For Donna Howard’s race, Beatty’s numbers revealed that District 48 wasn’t quite as Republican as the campaign had originally thought. The numbers also revealed a voting population wealthier than average, more educated than average, more politically astute, and majority female.
Fero, Howard’s consultant, gleaned from this information that he could craft a complex message that highlighted Republican failures on public education. Howard’s initial message—”If you want change, vote for it”—was geared toward astute voters since it assumed knowledge of previous failures on public school finance. Fero and his partner, Jeff Hewitt, then created a media strategy, eschewing campaign mailers and broadcast television commercials for a limited ad buy on cable stations such as Lifetime that attract women viewers. Hewitt and Fero like cable because it’s cheaper and they can specify ad buys by neighborhood. Ads on Austin’s network affiliates, meanwhile, are more expensive, and only a fraction of the viewers live in the district. “My male friends were asking me when we were going up on the air. We had been on the air two weeks already, but they weren’t seeing it on ESPN,” Fero says. He believes that effective targeting helped the Howard campaign erase two of the GOP’s inherent advantages in Texas—a majority of Republican voters in many districts, and a surplus of major campaign donors. The Howard campaign’s targeting was spot on. Turnout in the special election was extremely low—only about 9 percent of eligible voters went to the polls. Usually, the GOP—so adept at turning out its base support—flourishes in low-turnout affairs such as this. But Howard turned the tables, effectively targeting and energizing the district’s Democrats and disenchanted Republicans in a decisive win.
Critics of targeting contend that its effects are over-hyped. For instance, several Democratic consultants argue that targeting had little to do with Howard’s victory. They point out that District 48 has been trending Democratic for several years. They also note that the Travis County Democratic Party sent campaign mailers using traditional voter ID methods supporting Howard that had more impact than her campaign’s limited cable advertising. “Other factors are much more important—the quality of the candidate, the relative win-ability of the district, the message you choose,” says the TTLA’s Tidwell. “Data mining could be most useful in statewide races where resources are relatively scarce. Its value in legislative race
is marginal, and
e’re shying away from it because of the danger of over-targeting and over-reliance. There’s a danger of not communicating with enough voters. You either have a good message, or you don’t. The audience just doesn’t need to be segmented that much.”

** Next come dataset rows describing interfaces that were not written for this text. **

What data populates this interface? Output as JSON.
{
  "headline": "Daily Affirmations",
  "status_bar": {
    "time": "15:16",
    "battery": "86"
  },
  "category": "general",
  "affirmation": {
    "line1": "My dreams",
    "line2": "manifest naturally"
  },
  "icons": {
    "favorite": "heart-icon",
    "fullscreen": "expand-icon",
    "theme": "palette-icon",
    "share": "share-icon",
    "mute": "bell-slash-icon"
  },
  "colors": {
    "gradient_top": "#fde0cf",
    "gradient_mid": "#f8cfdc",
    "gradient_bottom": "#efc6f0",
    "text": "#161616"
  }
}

Fero responds that data mining doesn’t shrink the electorate at all, but rather—by targeting “persuadable” voters—expands the number of voters a campaign communicates with. He concedes that data mining alone can’t win an election—a campaign still needs a good candidate, a good message, and a good media strategy. “You shouldn’t use it as a crutch,” he says. For proponents of targeting, the debate comes down to whether a party that has been losing elections for years wants to try something new, change its strategy. “It’s an old school-new school deal in Texas Democratic politics,” Fero says.
Howard sees little reason for debate. She says it would have been difficult to win such a high percentage of votes in a Republican-leaning district without effective targeting. “Clearly we were attracting beyond the [Democratic] base,” Howard says. “If [Democrats] are going to turn the tide and start winning elections, you can’t keep doing the same things and expect a different result.”